Arguably the most well-known single death is that of Carl Stephenson, who was struck by lightning on Slieve Donard on April 8, 2006.
His body was found at the summit of the roughly 850m (2,789ft) mountain. The 29-year-old was a sergeant with the Royal Signals, and a plaque still remains in his honour at the summit.
And in a non-mountaineering tragedy, in October 2010 three people were killed when a helicopter struck Shanlieve Mountain.
Getting full figures for the number of deaths or serious injuries in the mountain range is difficult.
The Ambulance Service said the air ambulance has been in operation since August 2017, and from that date it has attended three incidents in the Mourne Mountain areas, none identified as fatal.
However, examining the updates from Mourne Mountain Rescue – a charity is made up of about 30 unpaid volunteers, active since 1962 – gives a small snapshot of the dangers that can await climbers.
On January 9 it said the past year had seen its team members dispatched to 52 incidents, compared with 45 in 2017.
It added that in that time the island-wide Mountain Rescue Ireland umbrella group of which it is part responded to 371 incidents throughout 2018 in total – an increase of 36%, a rise it blamed in part on “extreme weather events”.
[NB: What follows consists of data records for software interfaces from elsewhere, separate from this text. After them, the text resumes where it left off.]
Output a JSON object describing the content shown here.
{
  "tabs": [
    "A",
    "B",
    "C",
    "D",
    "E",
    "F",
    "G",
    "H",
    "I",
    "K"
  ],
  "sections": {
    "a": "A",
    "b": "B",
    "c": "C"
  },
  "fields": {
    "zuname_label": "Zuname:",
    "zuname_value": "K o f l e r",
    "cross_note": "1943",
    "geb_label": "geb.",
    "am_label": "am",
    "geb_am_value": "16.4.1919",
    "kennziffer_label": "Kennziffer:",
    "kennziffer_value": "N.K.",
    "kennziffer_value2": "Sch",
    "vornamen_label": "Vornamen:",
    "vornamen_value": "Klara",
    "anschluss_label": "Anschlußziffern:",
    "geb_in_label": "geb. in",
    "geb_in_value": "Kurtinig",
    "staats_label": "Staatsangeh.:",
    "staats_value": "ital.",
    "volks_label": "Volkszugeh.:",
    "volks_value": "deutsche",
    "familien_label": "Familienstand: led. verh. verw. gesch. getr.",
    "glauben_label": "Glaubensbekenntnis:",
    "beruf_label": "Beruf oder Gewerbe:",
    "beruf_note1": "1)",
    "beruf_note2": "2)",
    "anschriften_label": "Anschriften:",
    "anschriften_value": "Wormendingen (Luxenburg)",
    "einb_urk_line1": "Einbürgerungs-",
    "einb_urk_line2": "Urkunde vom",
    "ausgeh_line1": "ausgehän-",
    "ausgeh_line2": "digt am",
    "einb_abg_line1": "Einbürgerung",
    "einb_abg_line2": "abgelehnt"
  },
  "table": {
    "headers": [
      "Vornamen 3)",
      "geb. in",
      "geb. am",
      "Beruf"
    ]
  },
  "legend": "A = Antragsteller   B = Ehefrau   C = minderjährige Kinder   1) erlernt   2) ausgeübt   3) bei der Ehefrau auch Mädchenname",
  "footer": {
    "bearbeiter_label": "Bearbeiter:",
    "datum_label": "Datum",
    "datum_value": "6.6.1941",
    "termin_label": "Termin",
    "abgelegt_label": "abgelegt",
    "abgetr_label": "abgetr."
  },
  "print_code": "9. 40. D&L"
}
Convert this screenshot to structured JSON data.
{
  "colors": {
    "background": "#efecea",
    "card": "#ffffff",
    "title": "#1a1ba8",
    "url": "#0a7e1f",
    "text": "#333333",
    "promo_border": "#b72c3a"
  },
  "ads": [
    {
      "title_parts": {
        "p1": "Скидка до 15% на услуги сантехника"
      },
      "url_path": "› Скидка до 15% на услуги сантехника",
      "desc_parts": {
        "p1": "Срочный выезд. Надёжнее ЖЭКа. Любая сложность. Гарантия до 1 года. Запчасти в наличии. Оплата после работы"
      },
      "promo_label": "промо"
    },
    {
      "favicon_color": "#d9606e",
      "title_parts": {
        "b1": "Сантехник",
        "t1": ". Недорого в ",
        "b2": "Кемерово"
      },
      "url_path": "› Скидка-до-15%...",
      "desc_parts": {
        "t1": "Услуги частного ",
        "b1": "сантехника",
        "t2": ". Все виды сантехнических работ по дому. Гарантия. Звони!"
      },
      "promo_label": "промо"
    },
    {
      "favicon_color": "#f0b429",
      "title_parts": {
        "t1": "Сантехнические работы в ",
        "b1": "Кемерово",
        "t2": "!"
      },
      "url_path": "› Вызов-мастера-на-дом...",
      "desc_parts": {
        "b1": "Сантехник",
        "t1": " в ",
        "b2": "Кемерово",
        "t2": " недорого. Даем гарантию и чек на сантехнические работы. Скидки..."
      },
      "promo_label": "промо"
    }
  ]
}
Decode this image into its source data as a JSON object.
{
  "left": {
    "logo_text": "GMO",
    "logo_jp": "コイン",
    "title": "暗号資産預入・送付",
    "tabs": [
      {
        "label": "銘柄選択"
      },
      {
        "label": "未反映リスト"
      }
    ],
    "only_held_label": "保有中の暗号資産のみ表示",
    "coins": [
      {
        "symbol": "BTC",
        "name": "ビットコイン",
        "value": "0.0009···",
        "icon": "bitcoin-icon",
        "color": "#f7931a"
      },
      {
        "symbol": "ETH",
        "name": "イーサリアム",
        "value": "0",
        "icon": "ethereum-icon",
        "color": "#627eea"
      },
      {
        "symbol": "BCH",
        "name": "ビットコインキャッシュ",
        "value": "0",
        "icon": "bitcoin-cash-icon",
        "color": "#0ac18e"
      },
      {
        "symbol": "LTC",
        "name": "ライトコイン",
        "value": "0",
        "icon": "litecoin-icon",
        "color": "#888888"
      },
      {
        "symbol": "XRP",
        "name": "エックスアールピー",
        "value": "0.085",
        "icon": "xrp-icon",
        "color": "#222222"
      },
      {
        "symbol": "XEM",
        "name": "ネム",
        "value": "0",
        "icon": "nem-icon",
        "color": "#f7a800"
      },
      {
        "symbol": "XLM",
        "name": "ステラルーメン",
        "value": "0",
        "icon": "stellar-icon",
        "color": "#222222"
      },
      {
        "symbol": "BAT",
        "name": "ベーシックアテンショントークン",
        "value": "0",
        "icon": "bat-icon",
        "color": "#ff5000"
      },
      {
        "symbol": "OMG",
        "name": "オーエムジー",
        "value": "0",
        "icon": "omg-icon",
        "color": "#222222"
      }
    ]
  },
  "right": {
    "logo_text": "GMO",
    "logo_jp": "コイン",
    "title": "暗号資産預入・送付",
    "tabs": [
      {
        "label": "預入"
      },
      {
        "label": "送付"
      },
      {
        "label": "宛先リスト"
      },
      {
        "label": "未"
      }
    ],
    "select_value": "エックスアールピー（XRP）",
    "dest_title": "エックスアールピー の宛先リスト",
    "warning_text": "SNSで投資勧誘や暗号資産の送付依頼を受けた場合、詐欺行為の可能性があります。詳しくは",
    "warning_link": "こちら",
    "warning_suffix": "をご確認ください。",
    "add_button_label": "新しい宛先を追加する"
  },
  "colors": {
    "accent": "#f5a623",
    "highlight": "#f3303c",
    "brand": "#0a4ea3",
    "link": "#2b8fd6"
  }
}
Among the incidents in recent months were on December 2, when the charity said a man was airlifted off the Brandy Pad area after a suspected heart attack; on October 20, they said a runner injured their knee and dislocated a finger requiring them to be stretchered off Slieve Bearnagh; and on August 17 a male youth was stretchered off Hare’s Gap “when hit by a sheep jumping from an adjacent crag”.
Almost a year ago on January 20, 2018, it said that a man was airlifted off suffering hypothermia and suspected spinal injuries after falling while ascending Slieve Donard.
One of the charity’s members, Neville Watson, said: “Most of what we do results in a happy ending. You mightn’t be entirely happy if you’ve broken a leg or something like that – but a happy ending in terms of you have got someone out of trouble and into a better place
“Obviously, with a fatality that’s not something that can be delivered. But I suppose there’s a degree of comfort in knowing we’ve done the best we could to resolve the situation.”